Capture Memories: Bring a camera or smartphone to capture the stunning landscapes and memorable moments during your road trip. Take photographs, record videos, and create a visual diary of your Rocky Mountain National Park adventure.
Disconnect and Immerse Yourself: Embrace the opportunity to disconnect from technology and fully immerse yourself in the natural beauty of the park. Take time to appreciate the sights, sounds, and smells of the mountains and allow yourself to truly unwind and connect with nature.
Leave No Trace: As you explore Rocky Mountain National Park, remember to practice Leave No Trace principles. Respect the environment by disposing of trash properly, staying on designated trails, and minimizing your impact on the natural surroundings.

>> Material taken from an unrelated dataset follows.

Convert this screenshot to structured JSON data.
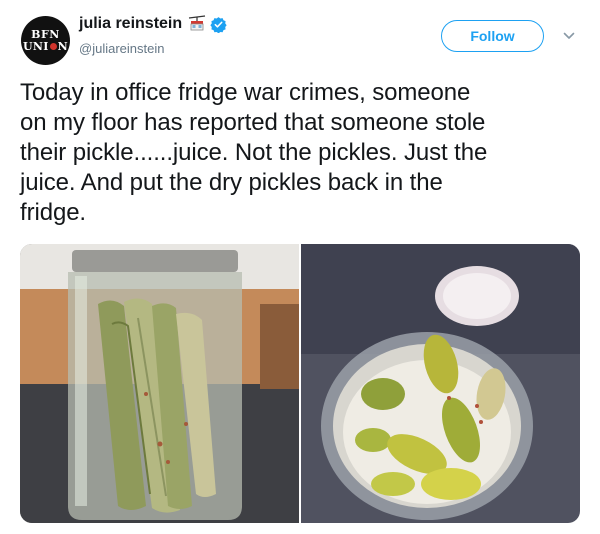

By following these tips, you’ll be well-prepared for an exceptional and unforgettable road trip through Rocky Mountain National Park. Enjoy the awe-inspiring landscapes, embrace the adventure, and create lifelong memories amidst the beauty of this remarkable national park.
A road trip through Rocky Mountain National Park is a journey of discovery, where awe-inspiring landscapes, abundant wildlife, and endless outdoor adventures await. From the iconic peaks and alpine lakes to the hidden gems and lesser-known attractions, this national park offers something for everyone. Whether you’re a seasoned hiker, a wildlife enthusiast, or simply in search of serenity and natural beauty, Rocky Mountain National Park will exceed your expectations.
By planning your trip, exploring the scenic routes, and immersing yourself in the wonders of the park, you’ll create memories that will last a lifetime. Remember to respect the park’s regulations, stay safe, and leave no trace as you traverse the trails and enjoy the breathtaking vistas.
Rocky Mountain National Park, with its majestic mountains, pristine lakes, and dramatic landscapes, beckons you to embark on a road trip of a lifetime. So pack your bags, hit the open road, and let the magic of nature unfold as you delve into the heart of this awe-inspiring destination. Whether you’re visiting for a day or for an extended adventure, Rocky Mountain National Park will leave you with a deep sense of awe and an insatiable desire to return.